For the second time in recent weeks, scientists have found a “non-natural” amphetamine-like compound in dietary supplements — yet federal regulators have issued no warnings to consumers about the ingredient. Tests of 21 supposedly all-natural supplements by U. Food and Drug Administration scientists found nine products that contain the compound, according to their findings published in the Journal of Pharmaceutical and Biomedical Analysis. All 21 of the supplements list an ingredient called Acacia rigidula, which is a bushy plant found in Texas and Mexico. The FDA scientists reported they couldn’t find the substance in verified samples of the plant. The compound appears to have never been tested for safety on humans, they said. FDA officials would not comment on their study or release the names of the supplements tested or the nine found to contain the compound, beta-methylphenethylamine. The Acacia rigidula supplements tested were marketed for such things as weight loss, energy boosting and mood stabilizing, their paper said. Cohen was part of another research team that last month reported finding a methamphetamine-like compound in a popular pre-workout supplement called Craze.
Anti-obesity medication or weight loss medications are pharmacological agents that reduce or control weight. These medications alter one of the fundamental processes of the human body, weight regulation, by altering either appetite, or absorption of calories. Rimonabant Acomplia, a second medication, works via a specific blockade of the endocannabinoid system. It has been developed from the knowledge that cannabis smokers often experience hunger, which is often referred to as “the munchies”. Because of potential side effects, and limited evidence of small benefits in weight reduction especially in obese children and adolescents,  it is recommended that anti-obesity medications only be prescribed for obesity where it is hoped that the benefits of the treatment outweigh its risks.

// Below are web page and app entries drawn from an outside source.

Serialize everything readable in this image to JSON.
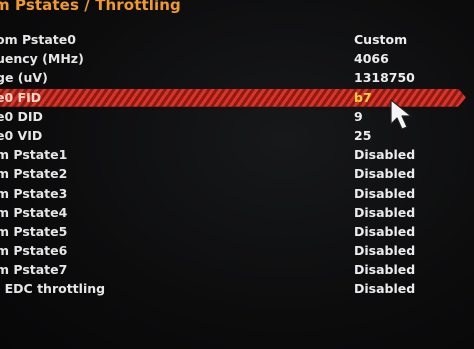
{
  "header": {
    "title": "m Pstates / Throttling"
  },
  "colors": {
    "accent_orange": "#f19a2b",
    "selected_bar": "#d8352a",
    "selected_value": "#ffd23a"
  },
  "settings": [
    {
      "label": "om Pstate0",
      "value": "Custom"
    },
    {
      "label": "uency (MHz)",
      "value": "4066"
    },
    {
      "label": "ge (uV)",
      "value": "1318750"
    },
    {
      "label": "e0 FID",
      "value": "b7"
    },
    {
      "label": "e0 DID",
      "value": "9"
    },
    {
      "label": "e0 VID",
      "value": "25"
    },
    {
      "label": "m Pstate1",
      "value": "Disabled"
    },
    {
      "label": "m Pstate2",
      "value": "Disabled"
    },
    {
      "label": "m Pstate3",
      "value": "Disabled"
    },
    {
      "label": "m Pstate4",
      "value": "Disabled"
    },
    {
      "label": "m Pstate5",
      "value": "Disabled"
    },
    {
      "label": "m Pstate6",
      "value": "Disabled"
    },
    {
      "label": "m Pstate7",
      "value": "Disabled"
    },
    {
      "label": "l EDC throttling",
      "value": "Disabled"
    }
  ],
  "cursor": {
    "icon": "mouse-pointer-icon"
  }
}
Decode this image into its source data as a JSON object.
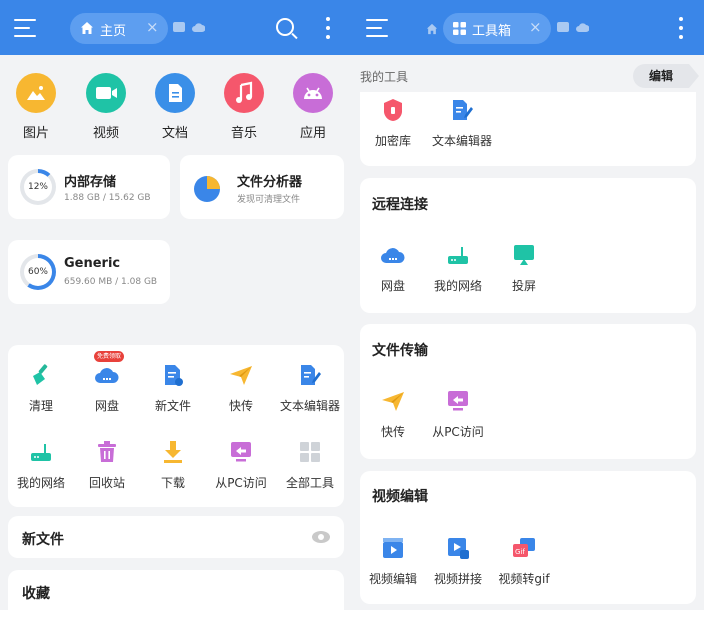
{
  "left": {
    "tab_label": "主页",
    "categories": [
      {
        "label": "图片",
        "icon": "image-icon",
        "color": "#f7b731"
      },
      {
        "label": "视频",
        "icon": "video-icon",
        "color": "#1fc3a6"
      },
      {
        "label": "文档",
        "icon": "document-icon",
        "color": "#3a8fe8"
      },
      {
        "label": "音乐",
        "icon": "music-icon",
        "color": "#f5576c"
      },
      {
        "label": "应用",
        "icon": "android-icon",
        "color": "#c86dd7"
      }
    ],
    "internal_storage": {
      "title": "内部存储",
      "used": "1.88 GB / 15.62 GB",
      "percent_label": "12%",
      "fraction": 0.12
    },
    "file_analyzer": {
      "title": "文件分析器",
      "subtitle": "发现可清理文件"
    },
    "generic_storage": {
      "title": "Generic",
      "used": "659.60 MB / 1.08 GB",
      "percent_label": "60%",
      "fraction": 0.6
    },
    "tools": [
      {
        "label": "清理",
        "icon": "broom-icon"
      },
      {
        "label": "网盘",
        "icon": "cloud-icon"
      },
      {
        "label": "新文件",
        "icon": "new-file-icon"
      },
      {
        "label": "快传",
        "icon": "paper-plane-icon"
      },
      {
        "label": "文本编辑器",
        "icon": "text-editor-icon"
      },
      {
        "label": "我的网络",
        "icon": "router-icon"
      },
      {
        "label": "回收站",
        "icon": "trash-icon"
      },
      {
        "label": "下载",
        "icon": "download-icon"
      },
      {
        "label": "从PC访问",
        "icon": "monitor-icon"
      },
      {
        "label": "全部工具",
        "icon": "grid-icon"
      }
    ],
    "cloud_badge": "免费领取",
    "new_files_title": "新文件",
    "favorites_title": "收藏"
  },
  "right": {
    "tab_label": "工具箱",
    "my_tools_label": "我的工具",
    "edit_label": "编辑",
    "my_tools": [
      {
        "label": "加密库",
        "icon": "vault-icon"
      },
      {
        "label": "文本编辑器",
        "icon": "text-editor-icon"
      }
    ],
    "remote": {
      "title": "远程连接",
      "items": [
        {
          "label": "网盘",
          "icon": "cloud-icon"
        },
        {
          "label": "我的网络",
          "icon": "router-icon"
        },
        {
          "label": "投屏",
          "icon": "cast-icon"
        }
      ]
    },
    "transfer": {
      "title": "文件传输",
      "items": [
        {
          "label": "快传",
          "icon": "paper-plane-icon"
        },
        {
          "label": "从PC访问",
          "icon": "monitor-icon"
        }
      ]
    },
    "video": {
      "title": "视频编辑",
      "items": [
        {
          "label": "视频编辑",
          "icon": "video-edit-icon"
        },
        {
          "label": "视频拼接",
          "icon": "video-merge-icon"
        },
        {
          "label": "视频转gif",
          "icon": "gif-icon"
        }
      ]
    }
  },
  "colors": {
    "accent": "#3a86e8",
    "background": "#f2f3f5",
    "ring_track": "#e3e6ea"
  }
}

Current and potential anti-obesity medications may operate through one or more of the following mechanisms. Anorectics are primarily intended to suppress the appetite, but most of the medications in this class also act as stimulants e. The first described attempts at producing weight loss are those of Soranus of Ephesus, a Greek physician, in the second century AD. He prescribed elixirs of laxatives and purgatives, as well as heat, massage, and exercise. This remained the mainstay of treatment for well over a thousand years.
Amphetamines pills contain what diet join was

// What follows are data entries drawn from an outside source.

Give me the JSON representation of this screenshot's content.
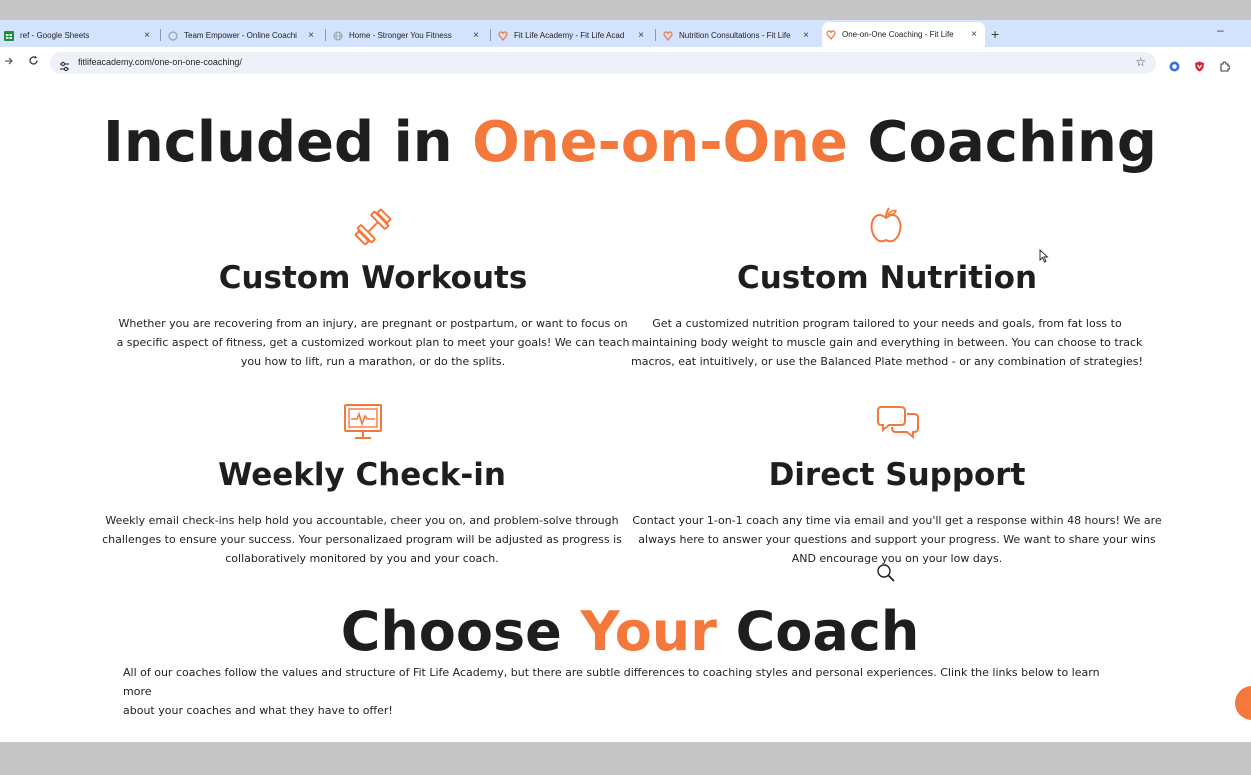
{
  "browser": {
    "tabs": [
      {
        "title": "ref - Google Sheets",
        "icon": "google-sheets-icon"
      },
      {
        "title": "Team Empower - Online Coachi",
        "icon": "loading-icon"
      },
      {
        "title": "Home - Stronger You Fitness",
        "icon": "globe-icon"
      },
      {
        "title": "Fit Life Academy - Fit Life Acad",
        "icon": "fitlife-logo-icon"
      },
      {
        "title": "Nutrition Consultations - Fit Life",
        "icon": "fitlife-logo-icon"
      },
      {
        "title": "One-on-One Coaching - Fit Life",
        "icon": "fitlife-logo-icon",
        "active": true
      }
    ],
    "close_glyph": "×",
    "new_tab_glyph": "+",
    "minimize_glyph": "–",
    "url": "fitlifeacademy.com/one-on-one-coaching/"
  },
  "page": {
    "accent_color": "#f4783b",
    "heading": {
      "before": "Included in ",
      "accent": "One-on-One",
      "after": " Coaching"
    },
    "features": [
      {
        "icon": "dumbbell-icon",
        "title": "Custom Workouts",
        "lines": [
          "Whether you are recovering from an injury, are pregnant or postpartum, or want to focus on",
          "a specific aspect of fitness, get a customized workout plan to meet your goals! We can teach",
          "you how to lift, run a marathon, or do the splits."
        ]
      },
      {
        "icon": "apple-icon",
        "title": "Custom Nutrition",
        "lines": [
          "Get a customized nutrition program tailored to your needs and goals, from fat loss to",
          "maintaining body weight to muscle gain and everything in between. You can choose to track",
          "macros, eat intuitively, or use the Balanced Plate method - or any combination of strategies!"
        ]
      },
      {
        "icon": "monitor-heartbeat-icon",
        "title": "Weekly Check-in",
        "lines": [
          "Weekly email check-ins help hold you accountable, cheer you on, and problem-solve through",
          "challenges to ensure your success. Your personalizaed program will be adjusted as progress is",
          "collaboratively monitored by you and your coach."
        ]
      },
      {
        "icon": "chat-bubbles-icon",
        "title": "Direct Support",
        "lines": [
          "Contact your 1-on-1 coach any time via email and you'll get a response within 48 hours! We are",
          "always here to answer your questions and support your progress. We want to share your wins",
          "AND encourage you on your low days."
        ]
      }
    ],
    "coach_heading": {
      "before": "Choose ",
      "accent": "Your",
      "after": " Coach"
    },
    "coach_intro": [
      "All of our coaches follow the values and structure of Fit Life Academy, but there are subtle differences to coaching styles and personal experiences. Clink the links below to learn more",
      "about your coaches and what they have to offer!"
    ]
  }
}
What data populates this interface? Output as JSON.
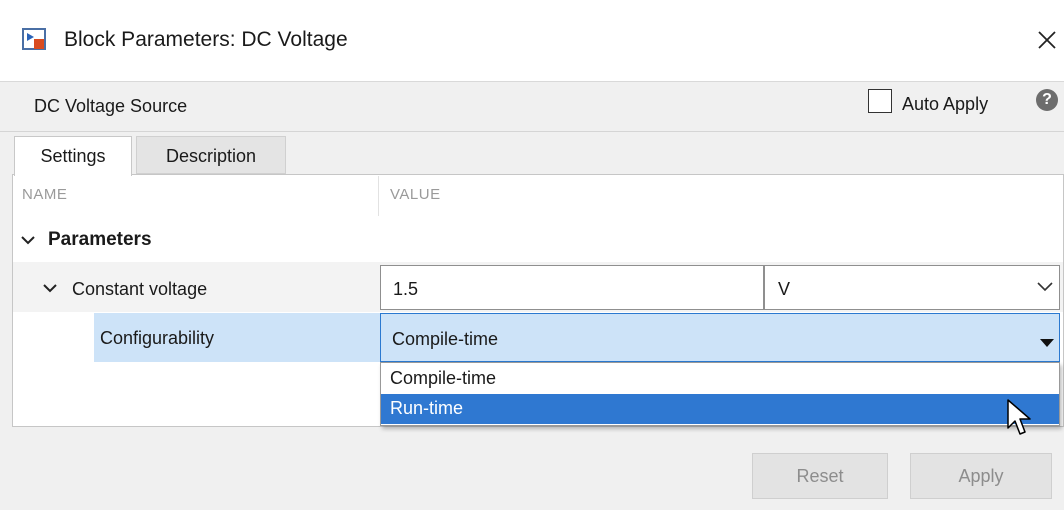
{
  "window": {
    "title": "Block Parameters: DC Voltage",
    "close_glyph": "×"
  },
  "header": {
    "block_name": "DC Voltage Source",
    "auto_apply_label": "Auto Apply",
    "auto_apply_checked": false,
    "help_glyph": "?"
  },
  "tabs": [
    {
      "label": "Settings",
      "active": true
    },
    {
      "label": "Description",
      "active": false
    }
  ],
  "table": {
    "columns": {
      "name": "NAME",
      "value": "VALUE"
    },
    "group_label": "Parameters",
    "constant_voltage": {
      "label": "Constant voltage",
      "value": "1.5",
      "unit": "V"
    },
    "configurability": {
      "label": "Configurability",
      "selected": "Compile-time",
      "options": [
        "Compile-time",
        "Run-time"
      ],
      "highlighted_option": "Run-time"
    }
  },
  "footer": {
    "reset_label": "Reset",
    "apply_label": "Apply"
  },
  "colors": {
    "selection": "#2f78d1",
    "row_highlight": "#cde3f8",
    "focus_border": "#2b79d0"
  },
  "icons": [
    "simulink-block-icon",
    "close-icon",
    "help-icon",
    "chevron-down-icon",
    "dropdown-arrow-icon",
    "mouse-cursor-icon"
  ]
}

National Center for Biotechnology Information, U. Drawbacks of Byetta include that it must be injected subcutaneously twice daily, and that it causes severe nausea in some patients, especially when therapy is initiated. Slinn, eds. Meanwhile, phentermine had been FDA approved in and fenfluramine in A Textbook of Medicine, 10th ed. But if fat in the diet is reduced, symptoms often improve. Drug Testing and Analysis. Both fenproporex and fluoxetine were detected in his imported pills. Mazindol Mazanor, Sanorex Currently only approved for use in the treatment of Duchenne muscular dystrophy, mazindol prescriptions may be abused for their appetite suppressive properties.